Dataset records Block Start

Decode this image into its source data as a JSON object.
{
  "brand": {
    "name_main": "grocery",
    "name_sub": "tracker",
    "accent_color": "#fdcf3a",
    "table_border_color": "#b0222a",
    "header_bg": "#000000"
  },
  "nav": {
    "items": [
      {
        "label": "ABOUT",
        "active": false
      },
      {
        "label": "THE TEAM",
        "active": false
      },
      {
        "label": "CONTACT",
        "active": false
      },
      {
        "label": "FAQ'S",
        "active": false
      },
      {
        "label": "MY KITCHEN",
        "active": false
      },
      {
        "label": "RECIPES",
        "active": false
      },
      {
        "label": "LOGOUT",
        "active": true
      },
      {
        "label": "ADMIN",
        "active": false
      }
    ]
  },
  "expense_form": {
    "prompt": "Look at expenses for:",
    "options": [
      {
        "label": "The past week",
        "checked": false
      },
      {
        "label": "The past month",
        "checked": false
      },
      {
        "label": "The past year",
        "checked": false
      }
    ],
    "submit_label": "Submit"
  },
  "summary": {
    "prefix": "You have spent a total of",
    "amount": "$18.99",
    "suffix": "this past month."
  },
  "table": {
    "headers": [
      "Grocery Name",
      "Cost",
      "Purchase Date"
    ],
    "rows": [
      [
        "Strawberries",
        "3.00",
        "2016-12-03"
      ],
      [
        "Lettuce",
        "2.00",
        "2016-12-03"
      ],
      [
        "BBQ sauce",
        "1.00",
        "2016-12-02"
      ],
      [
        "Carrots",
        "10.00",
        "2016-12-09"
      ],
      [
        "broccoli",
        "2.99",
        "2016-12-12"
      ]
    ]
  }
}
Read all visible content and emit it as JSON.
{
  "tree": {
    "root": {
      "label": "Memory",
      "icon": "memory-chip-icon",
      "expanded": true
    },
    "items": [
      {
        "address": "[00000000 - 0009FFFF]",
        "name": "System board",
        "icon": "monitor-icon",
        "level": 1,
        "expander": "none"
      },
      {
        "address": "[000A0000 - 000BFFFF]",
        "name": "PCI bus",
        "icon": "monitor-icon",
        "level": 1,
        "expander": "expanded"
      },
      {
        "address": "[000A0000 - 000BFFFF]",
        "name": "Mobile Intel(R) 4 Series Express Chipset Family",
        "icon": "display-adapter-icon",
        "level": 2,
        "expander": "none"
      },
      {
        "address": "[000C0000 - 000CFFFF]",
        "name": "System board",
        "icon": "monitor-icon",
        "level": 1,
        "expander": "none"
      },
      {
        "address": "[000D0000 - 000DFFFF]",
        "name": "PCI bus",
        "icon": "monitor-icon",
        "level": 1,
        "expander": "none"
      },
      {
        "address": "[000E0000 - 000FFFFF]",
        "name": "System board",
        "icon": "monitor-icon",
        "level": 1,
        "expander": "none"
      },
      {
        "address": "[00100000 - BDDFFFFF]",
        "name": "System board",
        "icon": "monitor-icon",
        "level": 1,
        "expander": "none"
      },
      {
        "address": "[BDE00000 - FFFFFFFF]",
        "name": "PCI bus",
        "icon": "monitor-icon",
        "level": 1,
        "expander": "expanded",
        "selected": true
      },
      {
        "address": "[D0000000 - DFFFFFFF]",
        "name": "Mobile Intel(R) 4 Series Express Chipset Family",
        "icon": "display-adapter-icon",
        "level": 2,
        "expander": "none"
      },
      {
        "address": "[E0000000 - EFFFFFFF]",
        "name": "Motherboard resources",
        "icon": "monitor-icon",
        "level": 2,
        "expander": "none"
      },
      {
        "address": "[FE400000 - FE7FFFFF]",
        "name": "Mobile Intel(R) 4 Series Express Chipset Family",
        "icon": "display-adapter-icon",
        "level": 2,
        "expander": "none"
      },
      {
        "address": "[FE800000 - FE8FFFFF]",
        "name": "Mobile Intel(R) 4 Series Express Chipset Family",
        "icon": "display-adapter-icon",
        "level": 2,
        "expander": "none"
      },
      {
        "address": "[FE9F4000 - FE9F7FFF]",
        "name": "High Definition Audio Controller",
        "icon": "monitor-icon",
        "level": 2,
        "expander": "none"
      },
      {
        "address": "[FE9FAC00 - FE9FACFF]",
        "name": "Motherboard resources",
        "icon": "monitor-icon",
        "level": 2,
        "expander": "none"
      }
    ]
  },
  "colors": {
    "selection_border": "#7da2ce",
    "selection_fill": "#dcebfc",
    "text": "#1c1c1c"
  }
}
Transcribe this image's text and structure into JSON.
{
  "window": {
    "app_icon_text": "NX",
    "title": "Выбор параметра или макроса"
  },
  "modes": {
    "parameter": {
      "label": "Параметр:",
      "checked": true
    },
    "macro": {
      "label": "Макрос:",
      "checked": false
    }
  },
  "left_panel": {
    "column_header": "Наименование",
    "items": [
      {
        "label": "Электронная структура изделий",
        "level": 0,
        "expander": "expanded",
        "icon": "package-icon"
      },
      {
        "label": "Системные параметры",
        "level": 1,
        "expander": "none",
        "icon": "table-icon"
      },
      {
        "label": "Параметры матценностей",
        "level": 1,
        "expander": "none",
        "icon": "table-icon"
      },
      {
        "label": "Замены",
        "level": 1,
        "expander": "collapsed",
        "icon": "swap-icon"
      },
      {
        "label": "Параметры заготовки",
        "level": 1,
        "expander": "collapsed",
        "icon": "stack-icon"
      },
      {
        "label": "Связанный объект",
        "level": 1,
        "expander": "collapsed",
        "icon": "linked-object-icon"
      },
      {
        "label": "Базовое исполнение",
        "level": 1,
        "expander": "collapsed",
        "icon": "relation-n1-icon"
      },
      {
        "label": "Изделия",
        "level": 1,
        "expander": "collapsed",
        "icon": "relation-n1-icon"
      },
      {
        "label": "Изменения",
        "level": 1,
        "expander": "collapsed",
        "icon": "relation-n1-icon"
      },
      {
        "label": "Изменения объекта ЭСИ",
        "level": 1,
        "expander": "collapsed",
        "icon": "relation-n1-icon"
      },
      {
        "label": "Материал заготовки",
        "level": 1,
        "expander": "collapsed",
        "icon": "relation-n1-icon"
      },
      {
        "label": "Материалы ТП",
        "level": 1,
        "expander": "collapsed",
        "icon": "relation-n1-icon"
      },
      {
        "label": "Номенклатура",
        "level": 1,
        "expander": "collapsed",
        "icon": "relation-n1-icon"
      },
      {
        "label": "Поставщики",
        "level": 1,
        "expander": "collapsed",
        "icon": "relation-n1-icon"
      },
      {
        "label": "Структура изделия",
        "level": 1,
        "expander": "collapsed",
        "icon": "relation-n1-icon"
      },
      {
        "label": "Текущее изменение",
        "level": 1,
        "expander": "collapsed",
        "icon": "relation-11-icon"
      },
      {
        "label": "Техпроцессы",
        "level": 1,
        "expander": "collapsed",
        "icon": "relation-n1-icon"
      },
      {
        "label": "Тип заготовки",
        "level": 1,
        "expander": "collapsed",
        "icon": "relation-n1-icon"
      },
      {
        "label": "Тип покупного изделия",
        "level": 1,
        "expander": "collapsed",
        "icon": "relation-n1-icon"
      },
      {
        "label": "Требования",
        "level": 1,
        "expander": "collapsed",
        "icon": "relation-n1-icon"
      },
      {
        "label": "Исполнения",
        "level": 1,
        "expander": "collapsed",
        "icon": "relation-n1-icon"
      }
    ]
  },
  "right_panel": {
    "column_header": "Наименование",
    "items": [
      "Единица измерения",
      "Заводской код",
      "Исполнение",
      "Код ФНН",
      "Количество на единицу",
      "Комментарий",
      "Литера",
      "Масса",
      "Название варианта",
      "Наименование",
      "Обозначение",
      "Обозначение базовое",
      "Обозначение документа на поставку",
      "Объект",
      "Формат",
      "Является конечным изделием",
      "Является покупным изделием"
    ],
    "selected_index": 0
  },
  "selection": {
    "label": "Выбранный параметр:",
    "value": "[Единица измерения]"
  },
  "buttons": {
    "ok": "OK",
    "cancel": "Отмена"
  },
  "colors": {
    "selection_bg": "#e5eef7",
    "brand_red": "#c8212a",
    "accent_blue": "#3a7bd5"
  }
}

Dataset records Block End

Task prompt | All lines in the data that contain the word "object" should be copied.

Task solution |
Decode this image into its source data as a JSON object.
        "icon": "linked-object-icon"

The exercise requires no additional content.